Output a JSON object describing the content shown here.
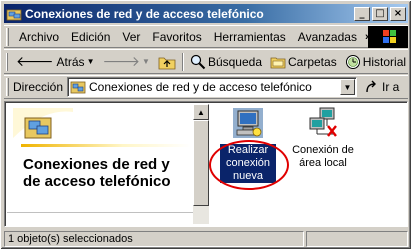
{
  "window": {
    "title": "Conexiones de red y de acceso telefónico",
    "minimize": "_",
    "maximize": "□",
    "close": "×"
  },
  "menubar": {
    "items": [
      {
        "label": "Archivo"
      },
      {
        "label": "Edición"
      },
      {
        "label": "Ver"
      },
      {
        "label": "Favoritos"
      },
      {
        "label": "Herramientas"
      },
      {
        "label": "Avanzadas"
      }
    ],
    "more": "»"
  },
  "toolbar": {
    "back": "Atrás",
    "search": "Búsqueda",
    "folders": "Carpetas",
    "history": "Historial",
    "more": "»"
  },
  "address": {
    "label": "Dirección",
    "value": "Conexiones de red y de acceso telefónico",
    "go": "Ir a"
  },
  "left_pane": {
    "title": "Conexiones de red y de acceso telefónico"
  },
  "items": [
    {
      "name": "make-new-connection",
      "label": "Realizar conexión nueva",
      "selected": true
    },
    {
      "name": "local-area-connection",
      "label": "Conexión de área local",
      "selected": false
    }
  ],
  "status": {
    "text": "1 objeto(s) seleccionados"
  },
  "colors": {
    "titlebar": "#0a246a",
    "selection": "#0a246a",
    "highlight_circle": "#e00000",
    "face": "#d4d0c8"
  }
}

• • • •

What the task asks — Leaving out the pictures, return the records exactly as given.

Expected output —
Output a JSON object describing the content shown here.
{
  "window": {
    "title": "Conexiones de red y de acceso telefónico",
    "minimize": "_",
    "maximize": "□",
    "close": "×"
  },
  "menubar": {
    "items": [
      {
        "label": "Archivo"
      },
      {
        "label": "Edición"
      },
      {
        "label": "Ver"
      },
      {
        "label": "Favoritos"
      },
      {
        "label": "Herramientas"
      },
      {
        "label": "Avanzadas"
      }
    ],
    "more": "»"
  },
  "toolbar": {
    "back": "Atrás",
    "search": "Búsqueda",
    "folders": "Carpetas",
    "history": "Historial",
    "more": "»"
  },
  "address": {
    "label": "Dirección",
    "value": "Conexiones de red y de acceso telefónico",
    "go": "Ir a"
  },
  "left_pane": {
    "title": "Conexiones de red y de acceso telefónico"
  },
  "items": [
    {
      "name": "make-new-connection",
      "label": "Realizar conexión nueva",
      "selected": true
    },
    {
      "name": "local-area-connection",
      "label": "Conexión de área local",
      "selected": false
    }
  ],
  "status": {
    "text": "1 objeto(s) seleccionados"
  },
  "colors": {
    "titlebar": "#0a246a",
    "selection": "#0a246a",
    "highlight_circle": "#e00000",
    "face": "#d4d0c8"
  }
}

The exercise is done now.